App and web page records:
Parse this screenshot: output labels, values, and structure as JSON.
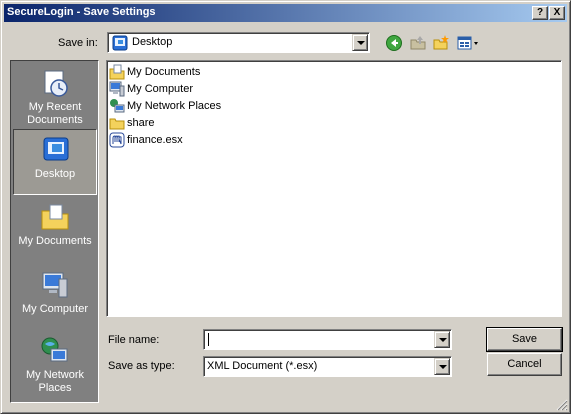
{
  "window": {
    "title": "SecureLogin - Save Settings",
    "help_glyph": "?",
    "close_glyph": "X"
  },
  "save_in": {
    "label": "Save in:",
    "value": "Desktop",
    "icon": "desktop-icon"
  },
  "toolbar": {
    "icons": [
      "back-icon",
      "up-folder-icon",
      "new-folder-icon",
      "views-menu-icon"
    ]
  },
  "places_bar": {
    "items": [
      {
        "label": "My Recent Documents",
        "icon": "recent-documents-icon",
        "selected": false
      },
      {
        "label": "Desktop",
        "icon": "desktop-icon",
        "selected": true
      },
      {
        "label": "My Documents",
        "icon": "my-documents-folder-icon",
        "selected": false
      },
      {
        "label": "My Computer",
        "icon": "my-computer-icon",
        "selected": false
      },
      {
        "label": "My Network Places",
        "icon": "network-places-icon",
        "selected": false
      }
    ]
  },
  "file_list": {
    "items": [
      {
        "label": "My Documents",
        "icon": "my-documents-icon"
      },
      {
        "label": "My Computer",
        "icon": "my-computer-icon"
      },
      {
        "label": "My Network Places",
        "icon": "network-places-icon"
      },
      {
        "label": "share",
        "icon": "folder-icon"
      },
      {
        "label": "finance.esx",
        "icon": "esx-file-icon"
      }
    ]
  },
  "file_name": {
    "label": "File name:",
    "value": ""
  },
  "save_as_type": {
    "label": "Save as type:",
    "value": "XML Document (*.esx)"
  },
  "buttons": {
    "save": "Save",
    "cancel": "Cancel"
  },
  "colors": {
    "title_start": "#0a246a",
    "title_end": "#a6caf0",
    "face": "#d4d0c8",
    "places_bg": "#808080"
  }
}
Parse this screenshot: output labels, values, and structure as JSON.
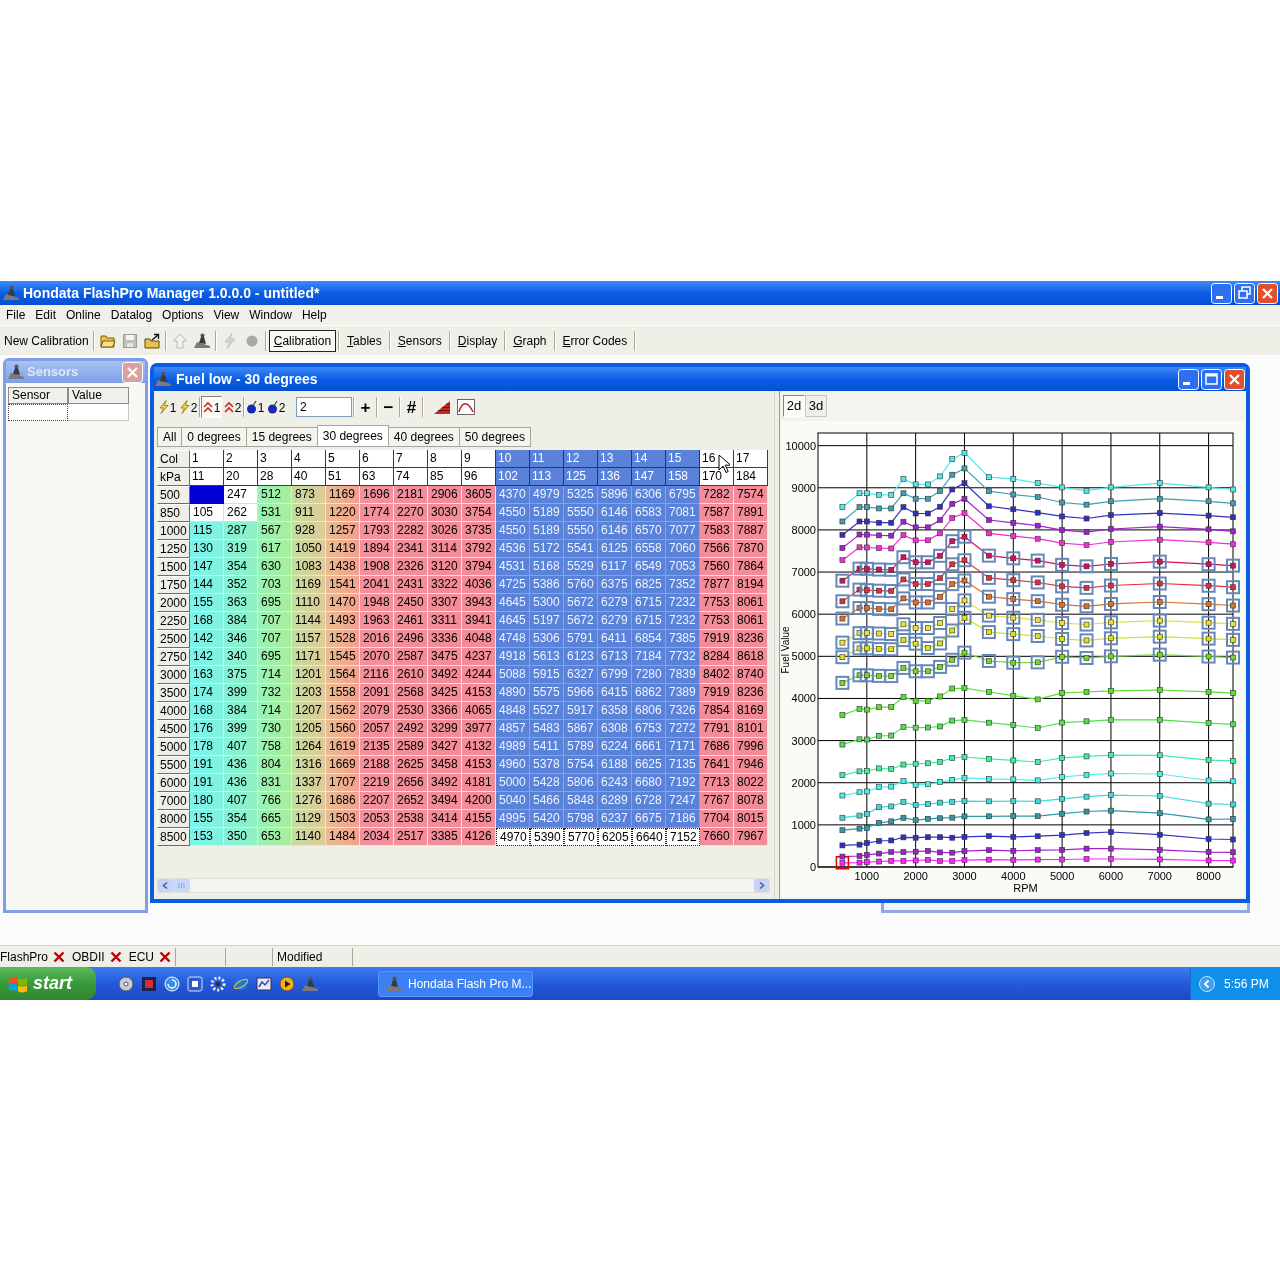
{
  "window": {
    "title": "Hondata FlashPro Manager 1.0.0.0 - untitled*"
  },
  "menu_bar": [
    "File",
    "Edit",
    "Online",
    "Datalog",
    "Options",
    "View",
    "Window",
    "Help"
  ],
  "toolbar": {
    "new_button": "New Calibration",
    "icon_buttons": [
      {
        "disabled": false
      },
      {
        "disabled": true
      },
      {
        "disabled": false
      },
      {
        "disabled": true
      },
      {
        "disabled": false
      },
      {
        "disabled": true
      },
      {
        "disabled": true
      }
    ],
    "view_buttons": [
      {
        "label": "Calibration",
        "selected": true
      },
      {
        "label": "Tables",
        "selected": false
      },
      {
        "label": "Sensors",
        "selected": false
      },
      {
        "label": "Display",
        "selected": false
      },
      {
        "label": "Graph",
        "selected": false
      },
      {
        "label": "Error Codes",
        "selected": false
      }
    ]
  },
  "sensors_window": {
    "title": "Sensors",
    "columns": [
      "Sensor",
      "Value"
    ]
  },
  "table_window": {
    "title": "Fuel low - 30 degrees",
    "toggle_buttons": [
      {
        "label": "1",
        "pressed": false
      },
      {
        "label": "2",
        "pressed": false
      },
      {
        "label": "1",
        "pressed": true
      },
      {
        "label": "2",
        "pressed": false
      },
      {
        "label": "1",
        "pressed": false
      },
      {
        "label": "2",
        "pressed": false
      }
    ],
    "step_field": {
      "value": "2"
    },
    "step_buttons": [
      "+",
      "−",
      "#"
    ],
    "tabs": [
      {
        "label": "All",
        "selected": false
      },
      {
        "label": "0 degrees",
        "selected": false
      },
      {
        "label": "15 degrees",
        "selected": false
      },
      {
        "label": "30 degrees",
        "selected": true
      },
      {
        "label": "40 degrees",
        "selected": false
      },
      {
        "label": "50 degrees",
        "selected": false
      }
    ],
    "table": {
      "corner_labels": [
        "Col",
        "kPa"
      ],
      "columns": [
        {
          "label": "1",
          "kpa": "11",
          "selected": false,
          "marked": true,
          "cursor": true
        },
        {
          "label": "2",
          "kpa": "20",
          "selected": false,
          "marked": true,
          "cursor": false
        },
        {
          "label": "3",
          "kpa": "28",
          "selected": false,
          "marked": false,
          "cursor": false
        },
        {
          "label": "4",
          "kpa": "40",
          "selected": false,
          "marked": false,
          "cursor": false
        },
        {
          "label": "5",
          "kpa": "51",
          "selected": false,
          "marked": false,
          "cursor": false
        },
        {
          "label": "6",
          "kpa": "63",
          "selected": false,
          "marked": false,
          "cursor": false
        },
        {
          "label": "7",
          "kpa": "74",
          "selected": false,
          "marked": false,
          "cursor": false
        },
        {
          "label": "8",
          "kpa": "85",
          "selected": false,
          "marked": false,
          "cursor": false
        },
        {
          "label": "9",
          "kpa": "96",
          "selected": false,
          "marked": false,
          "cursor": false
        },
        {
          "label": "10",
          "kpa": "102",
          "selected": true,
          "marked": false,
          "cursor": false
        },
        {
          "label": "11",
          "kpa": "113",
          "selected": true,
          "marked": false,
          "cursor": false
        },
        {
          "label": "12",
          "kpa": "125",
          "selected": true,
          "marked": false,
          "cursor": false
        },
        {
          "label": "13",
          "kpa": "136",
          "selected": true,
          "marked": false,
          "cursor": false
        },
        {
          "label": "14",
          "kpa": "147",
          "selected": true,
          "marked": false,
          "cursor": false
        },
        {
          "label": "15",
          "kpa": "158",
          "selected": true,
          "marked": false,
          "cursor": false
        },
        {
          "label": "16",
          "kpa": "170",
          "selected": false,
          "marked": false,
          "cursor": false
        },
        {
          "label": "17",
          "kpa": "184",
          "selected": false,
          "marked": false,
          "cursor": false
        }
      ],
      "rows": [
        {
          "rpm": "500",
          "outlined": false,
          "marked": true,
          "cursor": true,
          "cells": [
            null,
            "247",
            "512",
            "873",
            "1169",
            "1696",
            "2181",
            "2906",
            "3605",
            "4370",
            "4979",
            "5325",
            "5896",
            "6306",
            "6795",
            "7282",
            "7574"
          ]
        },
        {
          "rpm": "850",
          "outlined": false,
          "marked": true,
          "cursor": false,
          "cells": [
            "105",
            "262",
            "531",
            "911",
            "1220",
            "1774",
            "2270",
            "3030",
            "3754",
            "4550",
            "5189",
            "5550",
            "6146",
            "6583",
            "7081",
            "7587",
            "7891"
          ]
        },
        {
          "rpm": "1000",
          "outlined": false,
          "marked": false,
          "cursor": false,
          "cells": [
            "115",
            "287",
            "567",
            "928",
            "1257",
            "1793",
            "2282",
            "3026",
            "3735",
            "4550",
            "5189",
            "5550",
            "6146",
            "6570",
            "7077",
            "7583",
            "7887"
          ]
        },
        {
          "rpm": "1250",
          "outlined": false,
          "marked": false,
          "cursor": false,
          "cells": [
            "130",
            "319",
            "617",
            "1050",
            "1419",
            "1894",
            "2341",
            "3114",
            "3792",
            "4536",
            "5172",
            "5541",
            "6125",
            "6558",
            "7060",
            "7566",
            "7870"
          ]
        },
        {
          "rpm": "1500",
          "outlined": false,
          "marked": false,
          "cursor": false,
          "cells": [
            "147",
            "354",
            "630",
            "1083",
            "1438",
            "1908",
            "2326",
            "3120",
            "3794",
            "4531",
            "5168",
            "5529",
            "6117",
            "6549",
            "7053",
            "7560",
            "7864"
          ]
        },
        {
          "rpm": "1750",
          "outlined": false,
          "marked": false,
          "cursor": false,
          "cells": [
            "144",
            "352",
            "703",
            "1169",
            "1541",
            "2041",
            "2431",
            "3322",
            "4036",
            "4725",
            "5386",
            "5760",
            "6375",
            "6825",
            "7352",
            "7877",
            "8194"
          ]
        },
        {
          "rpm": "2000",
          "outlined": false,
          "marked": false,
          "cursor": false,
          "cells": [
            "155",
            "363",
            "695",
            "1110",
            "1470",
            "1948",
            "2450",
            "3307",
            "3943",
            "4645",
            "5300",
            "5672",
            "6279",
            "6715",
            "7232",
            "7753",
            "8061"
          ]
        },
        {
          "rpm": "2250",
          "outlined": false,
          "marked": false,
          "cursor": false,
          "cells": [
            "168",
            "384",
            "707",
            "1144",
            "1493",
            "1963",
            "2461",
            "3311",
            "3941",
            "4645",
            "5197",
            "5672",
            "6279",
            "6715",
            "7232",
            "7753",
            "8061"
          ]
        },
        {
          "rpm": "2500",
          "outlined": false,
          "marked": false,
          "cursor": false,
          "cells": [
            "142",
            "346",
            "707",
            "1157",
            "1528",
            "2016",
            "2496",
            "3336",
            "4048",
            "4748",
            "5306",
            "5791",
            "6411",
            "6854",
            "7385",
            "7919",
            "8236"
          ]
        },
        {
          "rpm": "2750",
          "outlined": false,
          "marked": false,
          "cursor": false,
          "cells": [
            "142",
            "340",
            "695",
            "1171",
            "1545",
            "2070",
            "2587",
            "3475",
            "4237",
            "4918",
            "5613",
            "6123",
            "6713",
            "7184",
            "7732",
            "8284",
            "8618"
          ]
        },
        {
          "rpm": "3000",
          "outlined": false,
          "marked": false,
          "cursor": false,
          "cells": [
            "163",
            "375",
            "714",
            "1201",
            "1564",
            "2116",
            "2610",
            "3492",
            "4244",
            "5088",
            "5915",
            "6327",
            "6799",
            "7280",
            "7839",
            "8402",
            "8740"
          ]
        },
        {
          "rpm": "3500",
          "outlined": false,
          "marked": false,
          "cursor": false,
          "cells": [
            "174",
            "399",
            "732",
            "1203",
            "1558",
            "2091",
            "2568",
            "3425",
            "4153",
            "4890",
            "5575",
            "5966",
            "6415",
            "6862",
            "7389",
            "7919",
            "8236"
          ]
        },
        {
          "rpm": "4000",
          "outlined": false,
          "marked": false,
          "cursor": false,
          "cells": [
            "168",
            "384",
            "714",
            "1207",
            "1562",
            "2079",
            "2530",
            "3366",
            "4065",
            "4848",
            "5527",
            "5917",
            "6358",
            "6806",
            "7326",
            "7854",
            "8169"
          ]
        },
        {
          "rpm": "4500",
          "outlined": false,
          "marked": false,
          "cursor": false,
          "cells": [
            "176",
            "399",
            "730",
            "1205",
            "1560",
            "2057",
            "2492",
            "3299",
            "3977",
            "4857",
            "5483",
            "5867",
            "6308",
            "6753",
            "7272",
            "7791",
            "8101"
          ]
        },
        {
          "rpm": "5000",
          "outlined": false,
          "marked": false,
          "cursor": false,
          "cells": [
            "178",
            "407",
            "758",
            "1264",
            "1619",
            "2135",
            "2589",
            "3427",
            "4132",
            "4989",
            "5411",
            "5789",
            "6224",
            "6661",
            "7171",
            "7686",
            "7996"
          ]
        },
        {
          "rpm": "5500",
          "outlined": false,
          "marked": false,
          "cursor": false,
          "cells": [
            "191",
            "436",
            "804",
            "1316",
            "1669",
            "2188",
            "2625",
            "3458",
            "4153",
            "4960",
            "5378",
            "5754",
            "6188",
            "6625",
            "7135",
            "7641",
            "7946"
          ]
        },
        {
          "rpm": "6000",
          "outlined": false,
          "marked": false,
          "cursor": false,
          "cells": [
            "191",
            "436",
            "831",
            "1337",
            "1707",
            "2219",
            "2656",
            "3492",
            "4181",
            "5000",
            "5428",
            "5806",
            "6243",
            "6680",
            "7192",
            "7713",
            "8022"
          ]
        },
        {
          "rpm": "7000",
          "outlined": false,
          "marked": false,
          "cursor": false,
          "cells": [
            "180",
            "407",
            "766",
            "1276",
            "1686",
            "2207",
            "2652",
            "3494",
            "4200",
            "5040",
            "5466",
            "5848",
            "6289",
            "6728",
            "7247",
            "7767",
            "8078"
          ]
        },
        {
          "rpm": "8000",
          "outlined": false,
          "marked": false,
          "cursor": false,
          "cells": [
            "155",
            "354",
            "665",
            "1129",
            "1503",
            "2053",
            "2538",
            "3414",
            "4155",
            "4995",
            "5420",
            "5798",
            "6237",
            "6675",
            "7186",
            "7704",
            "8015"
          ]
        },
        {
          "rpm": "8500",
          "outlined": true,
          "marked": false,
          "cursor": false,
          "cells": [
            "153",
            "350",
            "653",
            "1140",
            "1484",
            "2034",
            "2517",
            "3385",
            "4126",
            "4970",
            "5390",
            "5770",
            "6205",
            "6640",
            "7152",
            "7660",
            "7967"
          ]
        }
      ]
    },
    "graph": {
      "tabs": [
        {
          "label": "2d",
          "selected": true
        },
        {
          "label": "3d",
          "selected": false
        }
      ],
      "chart_data": {
        "type": "line",
        "xlabel": "RPM",
        "ylabel": "Fuel Value",
        "grid": true,
        "x": [
          500,
          850,
          1000,
          1250,
          1500,
          1750,
          2000,
          2250,
          2500,
          2750,
          3000,
          3500,
          4000,
          4500,
          5000,
          5500,
          6000,
          7000,
          8000,
          8500
        ],
        "xlim": [
          0,
          8500
        ],
        "ylim": [
          0,
          10300
        ],
        "xticks": [
          1000,
          2000,
          3000,
          4000,
          5000,
          6000,
          7000,
          8000
        ],
        "yticks": [
          0,
          1000,
          2000,
          3000,
          4000,
          5000,
          6000,
          7000,
          8000,
          9000,
          10000
        ],
        "series": [
          {
            "color": "#ff20ff",
            "marker": "square",
            "values": [
              100,
              105,
              115,
              130,
              147,
              144,
              155,
              168,
              142,
              142,
              163,
              174,
              168,
              176,
              178,
              191,
              191,
              180,
              155,
              153
            ]
          },
          {
            "color": "#a020d0",
            "marker": "square",
            "values": [
              247,
              262,
              287,
              319,
              354,
              352,
              363,
              384,
              346,
              340,
              375,
              399,
              384,
              399,
              407,
              436,
              436,
              407,
              354,
              350
            ]
          },
          {
            "color": "#3030c8",
            "marker": "square",
            "values": [
              512,
              531,
              567,
              617,
              630,
              703,
              695,
              707,
              707,
              695,
              714,
              732,
              714,
              730,
              758,
              804,
              831,
              766,
              665,
              653
            ]
          },
          {
            "color": "#3098a8",
            "marker": "square",
            "values": [
              873,
              911,
              928,
              1050,
              1083,
              1169,
              1110,
              1144,
              1157,
              1171,
              1201,
              1203,
              1207,
              1205,
              1264,
              1316,
              1337,
              1276,
              1129,
              1140
            ]
          },
          {
            "color": "#40d8d8",
            "marker": "square",
            "values": [
              1169,
              1220,
              1257,
              1419,
              1438,
              1541,
              1470,
              1493,
              1528,
              1545,
              1564,
              1558,
              1562,
              1560,
              1619,
              1669,
              1707,
              1686,
              1503,
              1484
            ]
          },
          {
            "color": "#48f0e8",
            "marker": "square",
            "values": [
              1696,
              1774,
              1793,
              1894,
              1908,
              2041,
              1948,
              1963,
              2016,
              2070,
              2116,
              2091,
              2079,
              2057,
              2135,
              2188,
              2219,
              2207,
              2053,
              2034
            ]
          },
          {
            "color": "#40f0a0",
            "marker": "square",
            "values": [
              2181,
              2270,
              2282,
              2341,
              2326,
              2431,
              2450,
              2461,
              2496,
              2587,
              2610,
              2568,
              2530,
              2492,
              2589,
              2625,
              2656,
              2652,
              2538,
              2517
            ]
          },
          {
            "color": "#50e050",
            "marker": "square",
            "values": [
              2906,
              3030,
              3026,
              3114,
              3120,
              3322,
              3307,
              3311,
              3336,
              3475,
              3492,
              3425,
              3366,
              3299,
              3427,
              3458,
              3492,
              3494,
              3414,
              3385
            ]
          },
          {
            "color": "#58e030",
            "marker": "square",
            "values": [
              3605,
              3754,
              3735,
              3792,
              3794,
              4036,
              3943,
              3941,
              4048,
              4237,
              4244,
              4153,
              4065,
              3977,
              4132,
              4153,
              4181,
              4200,
              4155,
              4126
            ]
          },
          {
            "color": "#70d830",
            "marker": "square",
            "values": [
              4370,
              4550,
              4550,
              4536,
              4531,
              4725,
              4645,
              4645,
              4748,
              4918,
              5088,
              4890,
              4848,
              4857,
              4989,
              4960,
              5000,
              5040,
              4995,
              4970
            ]
          },
          {
            "color": "#d8e020",
            "marker": "square",
            "values": [
              4979,
              5189,
              5189,
              5172,
              5168,
              5386,
              5300,
              5197,
              5306,
              5613,
              5915,
              5575,
              5527,
              5483,
              5411,
              5378,
              5428,
              5466,
              5420,
              5390
            ]
          },
          {
            "color": "#e8e040",
            "marker": "square",
            "values": [
              5325,
              5550,
              5550,
              5541,
              5529,
              5760,
              5672,
              5672,
              5791,
              6123,
              6327,
              5966,
              5917,
              5867,
              5789,
              5754,
              5806,
              5848,
              5798,
              5770
            ]
          },
          {
            "color": "#d87030",
            "marker": "square",
            "values": [
              5896,
              6146,
              6146,
              6125,
              6117,
              6375,
              6279,
              6279,
              6411,
              6713,
              6799,
              6415,
              6358,
              6308,
              6224,
              6188,
              6243,
              6289,
              6237,
              6205
            ]
          },
          {
            "color": "#d83040",
            "marker": "square",
            "values": [
              6306,
              6583,
              6570,
              6558,
              6549,
              6825,
              6715,
              6715,
              6854,
              7184,
              7280,
              6862,
              6806,
              6753,
              6661,
              6625,
              6680,
              6728,
              6675,
              6640
            ]
          },
          {
            "color": "#d01060",
            "marker": "square",
            "values": [
              6795,
              7081,
              7077,
              7060,
              7053,
              7352,
              7232,
              7232,
              7385,
              7732,
              7839,
              7389,
              7326,
              7272,
              7171,
              7135,
              7192,
              7247,
              7186,
              7152
            ]
          },
          {
            "color": "#f030d0",
            "marker": "square",
            "values": [
              7282,
              7587,
              7583,
              7566,
              7560,
              7877,
              7753,
              7753,
              7919,
              8284,
              8402,
              7919,
              7854,
              7791,
              7686,
              7641,
              7713,
              7767,
              7704,
              7660
            ]
          },
          {
            "color": "#a020d0",
            "marker": "square",
            "values": [
              7574,
              7891,
              7887,
              7870,
              7864,
              8194,
              8061,
              8061,
              8236,
              8618,
              8740,
              8236,
              8169,
              8101,
              7996,
              7946,
              8022,
              8078,
              8015,
              7967
            ]
          },
          {
            "color": "#3030c0",
            "marker": "square",
            "values": [
              7880,
              8200,
              8200,
              8170,
              8170,
              8540,
              8390,
              8390,
              8550,
              8960,
              9110,
              8560,
              8490,
              8410,
              8320,
              8270,
              8350,
              8400,
              8340,
              8300
            ]
          },
          {
            "color": "#40a0b0",
            "marker": "square",
            "values": [
              8200,
              8540,
              8540,
              8510,
              8510,
              8870,
              8740,
              8740,
              8920,
              9310,
              9460,
              8920,
              8840,
              8780,
              8650,
              8600,
              8680,
              8740,
              8680,
              8630
            ]
          },
          {
            "color": "#50e8e8",
            "marker": "square",
            "values": [
              8540,
              8870,
              8870,
              8830,
              8830,
              9210,
              9080,
              9080,
              9270,
              9680,
              9830,
              9250,
              9210,
              9110,
              9010,
              8930,
              9010,
              9110,
              9010,
              8960
            ]
          }
        ]
      }
    }
  },
  "status_bar": {
    "connections": [
      {
        "label": "FlashPro",
        "connected": false
      },
      {
        "label": "OBDII",
        "connected": false
      },
      {
        "label": "ECU",
        "connected": false
      }
    ],
    "state": "Modified"
  },
  "taskbar": {
    "start": "start",
    "task": "Hondata Flash Pro M...",
    "clock": "5:56 PM"
  }
}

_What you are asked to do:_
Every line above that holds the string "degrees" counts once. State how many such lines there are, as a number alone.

_Task answer:_
6